Your goal:
What lines in the material hold the string "Enter"? Copy out each of them.

Study material:

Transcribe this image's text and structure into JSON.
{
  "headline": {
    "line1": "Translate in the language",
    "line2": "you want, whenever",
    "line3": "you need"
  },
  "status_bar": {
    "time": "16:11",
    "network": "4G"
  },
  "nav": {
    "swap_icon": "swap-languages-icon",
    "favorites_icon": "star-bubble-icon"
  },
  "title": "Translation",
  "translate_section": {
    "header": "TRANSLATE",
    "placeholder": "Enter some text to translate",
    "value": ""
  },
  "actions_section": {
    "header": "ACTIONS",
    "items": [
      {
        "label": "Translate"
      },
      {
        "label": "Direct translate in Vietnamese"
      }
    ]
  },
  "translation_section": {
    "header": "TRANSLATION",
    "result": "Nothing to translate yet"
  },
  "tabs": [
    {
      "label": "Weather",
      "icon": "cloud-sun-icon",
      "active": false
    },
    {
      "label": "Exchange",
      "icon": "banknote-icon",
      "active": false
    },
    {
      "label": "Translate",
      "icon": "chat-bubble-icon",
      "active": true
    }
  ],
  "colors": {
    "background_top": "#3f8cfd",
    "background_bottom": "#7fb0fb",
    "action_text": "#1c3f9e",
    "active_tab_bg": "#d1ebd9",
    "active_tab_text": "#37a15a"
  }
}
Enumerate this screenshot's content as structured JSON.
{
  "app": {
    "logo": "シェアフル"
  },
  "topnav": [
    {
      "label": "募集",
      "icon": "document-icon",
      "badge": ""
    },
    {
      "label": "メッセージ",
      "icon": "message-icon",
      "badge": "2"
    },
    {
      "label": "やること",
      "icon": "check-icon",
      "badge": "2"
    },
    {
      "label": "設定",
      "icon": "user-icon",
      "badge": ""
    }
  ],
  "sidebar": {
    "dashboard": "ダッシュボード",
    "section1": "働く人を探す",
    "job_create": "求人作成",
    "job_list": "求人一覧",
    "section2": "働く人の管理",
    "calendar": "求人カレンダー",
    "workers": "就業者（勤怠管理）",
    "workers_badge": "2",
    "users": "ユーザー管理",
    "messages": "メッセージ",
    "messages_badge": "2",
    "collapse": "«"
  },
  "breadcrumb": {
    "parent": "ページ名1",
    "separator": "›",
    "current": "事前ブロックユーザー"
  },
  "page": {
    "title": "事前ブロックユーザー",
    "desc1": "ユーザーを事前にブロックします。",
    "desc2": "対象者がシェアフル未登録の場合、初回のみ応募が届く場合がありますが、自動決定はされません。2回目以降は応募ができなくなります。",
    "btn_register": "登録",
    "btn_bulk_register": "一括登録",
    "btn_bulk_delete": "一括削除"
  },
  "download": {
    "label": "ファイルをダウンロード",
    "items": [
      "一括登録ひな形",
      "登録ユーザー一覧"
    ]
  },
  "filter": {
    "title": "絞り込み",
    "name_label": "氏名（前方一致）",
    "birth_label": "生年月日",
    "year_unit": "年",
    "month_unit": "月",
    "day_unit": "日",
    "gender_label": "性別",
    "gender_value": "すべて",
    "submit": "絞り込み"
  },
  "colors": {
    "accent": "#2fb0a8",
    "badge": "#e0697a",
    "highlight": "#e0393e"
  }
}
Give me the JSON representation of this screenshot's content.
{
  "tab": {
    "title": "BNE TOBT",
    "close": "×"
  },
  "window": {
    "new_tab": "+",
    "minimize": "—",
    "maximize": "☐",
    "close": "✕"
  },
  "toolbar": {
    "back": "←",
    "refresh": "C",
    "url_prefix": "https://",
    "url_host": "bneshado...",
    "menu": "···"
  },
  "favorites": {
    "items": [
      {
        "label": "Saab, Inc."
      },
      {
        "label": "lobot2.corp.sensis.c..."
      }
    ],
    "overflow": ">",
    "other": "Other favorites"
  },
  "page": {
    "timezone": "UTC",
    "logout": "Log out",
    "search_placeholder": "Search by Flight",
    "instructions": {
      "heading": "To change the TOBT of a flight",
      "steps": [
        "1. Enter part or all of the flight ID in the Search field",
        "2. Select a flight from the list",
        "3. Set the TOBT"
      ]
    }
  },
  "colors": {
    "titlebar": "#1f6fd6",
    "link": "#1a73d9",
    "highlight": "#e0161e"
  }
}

Answer box:
    "placeholder": "Enter some text to translate",
        "1. Enter part or all of the flight ID in the Search field",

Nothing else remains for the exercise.